This week, over 8,000 students who are due to begin university this academic year were sent email reminders to complete and submit their application forms for loans and grant payments. If they had begun their application but had not completed it online, then the email was sent by the SLC as a standard reminder.
However, the SLC staff that were in control of this process inadvertently included an attachment that contained the emails of every recipient -- which was then received by each of the 8,000 to-be students.
In a following statement, the Student Loans Company apologized for the error, stating:
"The information was sent in error and only included email addresses, no other personal student data was shared […] The integrity and security of student accounts and the protection of personal information is vital to us, and we apologise to all of the students involved."
The agency has been in touch with all of the students involved in the blunder.
This kind of mistake fortunately only included the email addresses of the students, but it does serve as a reminder of how only one small human error can result in a serious data protection breach.
One student contacted the BBC and said:
"This is such a disgusting error in the security of students' data. They can't get away with it."
On occasion, many firms suffer security breaches due to human mistakes, system disruption or deliberate hacking by third parties. However, it is necessary to both train and remind staff within these organisations that one small mistake can have catastrophic consequences – not only for the individuals involved, but for the firm itself.
The flow and exchange of data online is difficult to control. To someone who specializes in fraud aimed at students, that attachment, even though it only contains email addresses, can be considered a goldmine – putting the students involved at a higher risk of attempted fraud.
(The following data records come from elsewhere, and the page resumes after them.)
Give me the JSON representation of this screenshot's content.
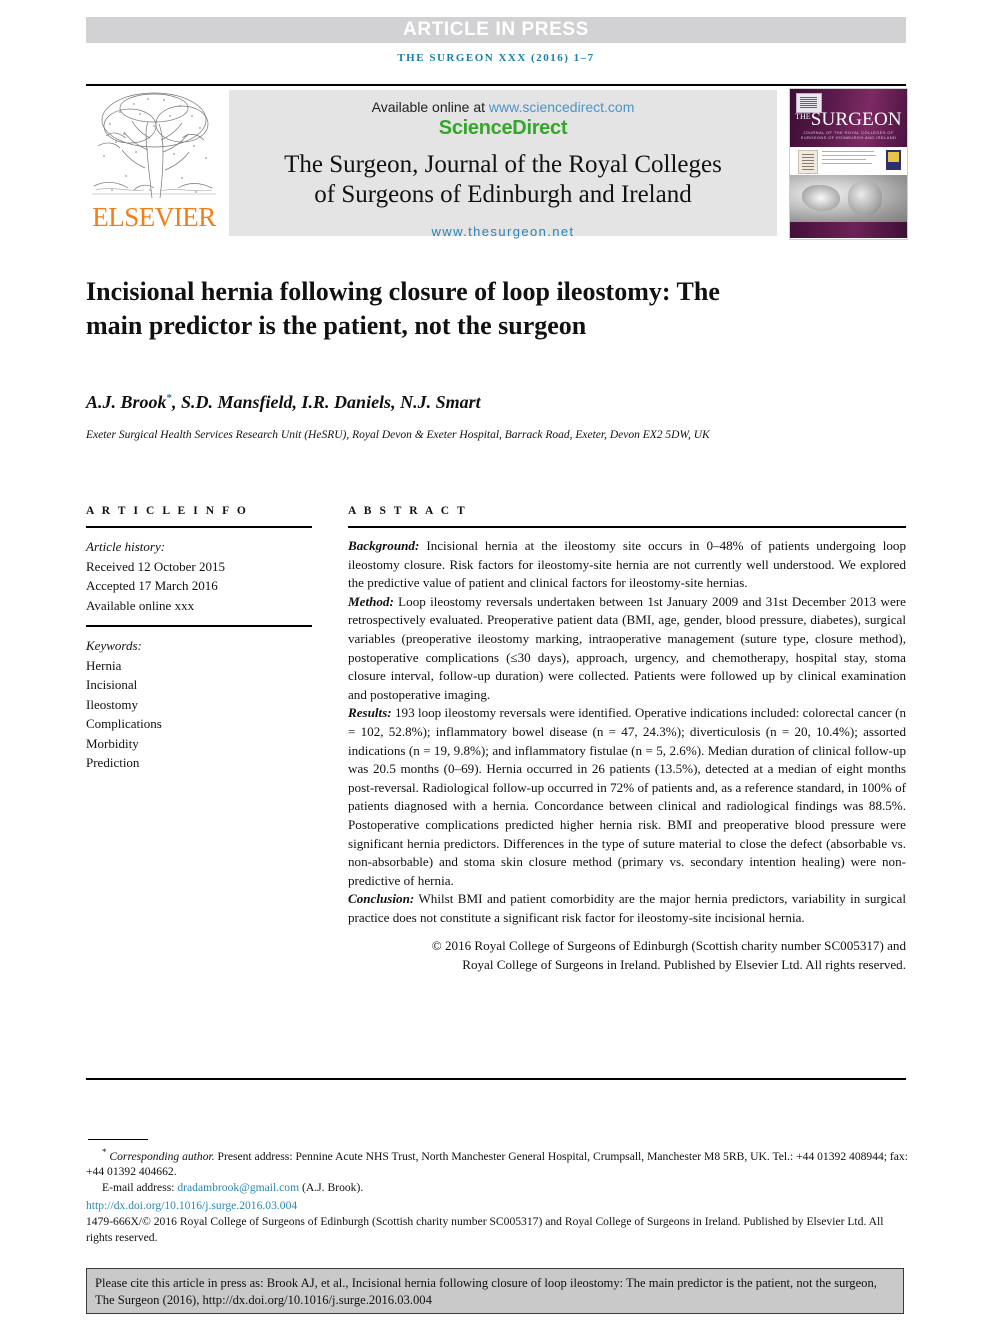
{
  "banner": {
    "article_in_press": "ARTICLE IN PRESS"
  },
  "running_head": "THE SURGEON XXX (2016) 1–7",
  "masthead": {
    "elsevier_wordmark": "ELSEVIER",
    "available_online_prefix": "Available online at ",
    "sciencedirect_url": "www.sciencedirect.com",
    "sciencedirect_brand": "ScienceDirect",
    "journal_title_line1": "The Surgeon, Journal of the Royal Colleges",
    "journal_title_line2": "of Surgeons of Edinburgh and Ireland",
    "journal_url": "www.thesurgeon.net",
    "cover": {
      "the": "THE",
      "title": "SURGEON",
      "subtitle": "JOURNAL OF THE ROYAL COLLEGES OF SURGEONS OF EDINBURGH AND IRELAND"
    }
  },
  "article": {
    "title": "Incisional hernia following closure of loop ileostomy: The main predictor is the patient, not the surgeon",
    "authors": "A.J. Brook",
    "authors_rest": ", S.D. Mansfield, I.R. Daniels, N.J. Smart",
    "corresponding_marker": "*",
    "affiliation": "Exeter Surgical Health Services Research Unit (HeSRU), Royal Devon & Exeter Hospital, Barrack Road, Exeter, Devon EX2 5DW, UK"
  },
  "article_info": {
    "heading": "A R T I C L E   I N F O",
    "history_label": "Article history:",
    "received": "Received 12 October 2015",
    "accepted": "Accepted 17 March 2016",
    "available_online": "Available online xxx",
    "keywords_label": "Keywords:",
    "keywords": [
      "Hernia",
      "Incisional",
      "Ileostomy",
      "Complications",
      "Morbidity",
      "Prediction"
    ]
  },
  "abstract": {
    "heading": "A B S T R A C T",
    "sections": [
      {
        "label": "Background:",
        "text": " Incisional hernia at the ileostomy site occurs in 0–48% of patients undergoing loop ileostomy closure. Risk factors for ileostomy-site hernia are not currently well understood. We explored the predictive value of patient and clinical factors for ileostomy-site hernias."
      },
      {
        "label": "Method:",
        "text": " Loop ileostomy reversals undertaken between 1st January 2009 and 31st December 2013 were retrospectively evaluated. Preoperative patient data (BMI, age, gender, blood pressure, diabetes), surgical variables (preoperative ileostomy marking, intraoperative management (suture type, closure method), postoperative complications (≤30 days), approach, urgency, and chemotherapy, hospital stay, stoma closure interval, follow-up duration) were collected. Patients were followed up by clinical examination and postoperative imaging."
      },
      {
        "label": "Results:",
        "text": " 193 loop ileostomy reversals were identified. Operative indications included: colorectal cancer (n = 102, 52.8%); inflammatory bowel disease (n = 47, 24.3%); diverticulosis (n = 20, 10.4%); assorted indications (n = 19, 9.8%); and inflammatory fistulae (n = 5, 2.6%). Median duration of clinical follow-up was 20.5 months (0–69). Hernia occurred in 26 patients (13.5%), detected at a median of eight months post-reversal. Radiological follow-up occurred in 72% of patients and, as a reference standard, in 100% of patients diagnosed with a hernia. Concordance between clinical and radiological findings was 88.5%. Postoperative complications predicted higher hernia risk. BMI and preoperative blood pressure were significant hernia predictors. Differences in the type of suture material to close the defect (absorbable vs. non-absorbable) and stoma skin closure method (primary vs. secondary intention healing) were non-predictive of hernia."
      },
      {
        "label": "Conclusion:",
        "text": " Whilst BMI and patient comorbidity are the major hernia predictors, variability in surgical practice does not constitute a significant risk factor for ileostomy-site incisional hernia."
      }
    ],
    "copyright_line1": "© 2016 Royal College of Surgeons of Edinburgh (Scottish charity number SC005317) and",
    "copyright_line2": "Royal College of Surgeons in Ireland. Published by Elsevier Ltd. All rights reserved."
  },
  "footnotes": {
    "corresponding_marker": "*",
    "corresponding_label": "Corresponding author.",
    "corresponding_text": " Present address: Pennine Acute NHS Trust, North Manchester General Hospital, Crumpsall, Manchester M8 5RB, UK. Tel.: +44 01392 408944; fax: +44 01392 404662.",
    "email_label": "E-mail address:",
    "email": "dradambrook@gmail.com",
    "email_attrib": "(A.J. Brook).",
    "doi": "http://dx.doi.org/10.1016/j.surge.2016.03.004",
    "issn_line": "1479-666X/© 2016 Royal College of Surgeons of Edinburgh (Scottish charity number SC005317) and Royal College of Surgeons in Ireland. Published by Elsevier Ltd. All rights reserved."
  },
  "citation_box": {
    "text": "Please cite this article in press as: Brook AJ, et al., Incisional hernia following closure of loop ileostomy: The main predictor is the patient, not the surgeon, The Surgeon (2016), http://dx.doi.org/10.1016/j.surge.2016.03.004"
  },
  "colors": {
    "banner_gray": "#d2d2d4",
    "journal_teal": "#1a7fa8",
    "sciencedirect_green": "#34a62a",
    "elsevier_orange": "#f07f18",
    "link_blue": "#2a86b5",
    "cover_purple": "#5b1a4c",
    "cite_box_gray": "#c9c9c9"
  }
}
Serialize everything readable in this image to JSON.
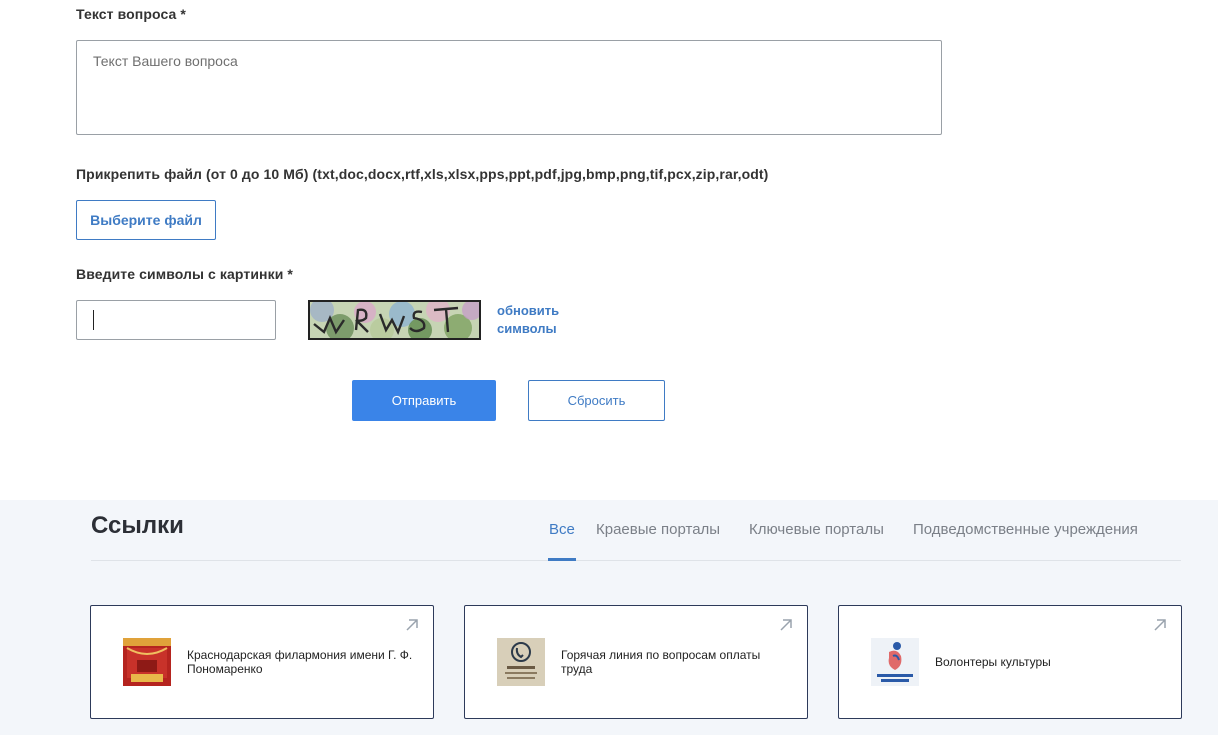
{
  "form": {
    "question_label": "Текст вопроса *",
    "question_placeholder": "Текст Вашего вопроса",
    "attach_label": "Прикрепить файл (от 0 до 10 Мб) (txt,doc,docx,rtf,xls,xlsx,pps,ppt,pdf,jpg,bmp,png,tif,pcx,zip,rar,odt)",
    "file_button": "Выберите файл",
    "captcha_label": "Введите символы с картинки *",
    "captcha_value": "",
    "refresh_line1": "обновить",
    "refresh_line2": "символы",
    "submit": "Отправить",
    "reset": "Сбросить"
  },
  "links": {
    "title": "Ссылки",
    "tabs": [
      {
        "label": "Все",
        "active": true
      },
      {
        "label": "Краевые порталы",
        "active": false
      },
      {
        "label": "Ключевые порталы",
        "active": false
      },
      {
        "label": "Подведомственные учреждения",
        "active": false
      }
    ],
    "cards": [
      {
        "title": "Краснодарская филармония имени Г. Ф. Пономаренко",
        "icon": "philharmonic-logo-icon"
      },
      {
        "title": "Горячая линия по вопросам оплаты труда",
        "icon": "hotline-phone-icon"
      },
      {
        "title": "Волонтеры культуры",
        "icon": "volunteers-logo-icon"
      }
    ]
  },
  "colors": {
    "accent": "#3f7bc4",
    "submit_bg": "#3a84e8",
    "links_bg": "#f3f6fa",
    "card_border": "#2d3a5a"
  }
}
The Student Loans Company has often come under fire -- especially at the time in which students begin a new academic year and loans faces constant delays. In 2010 the government-owned agency was criticised for overcharging students on loans.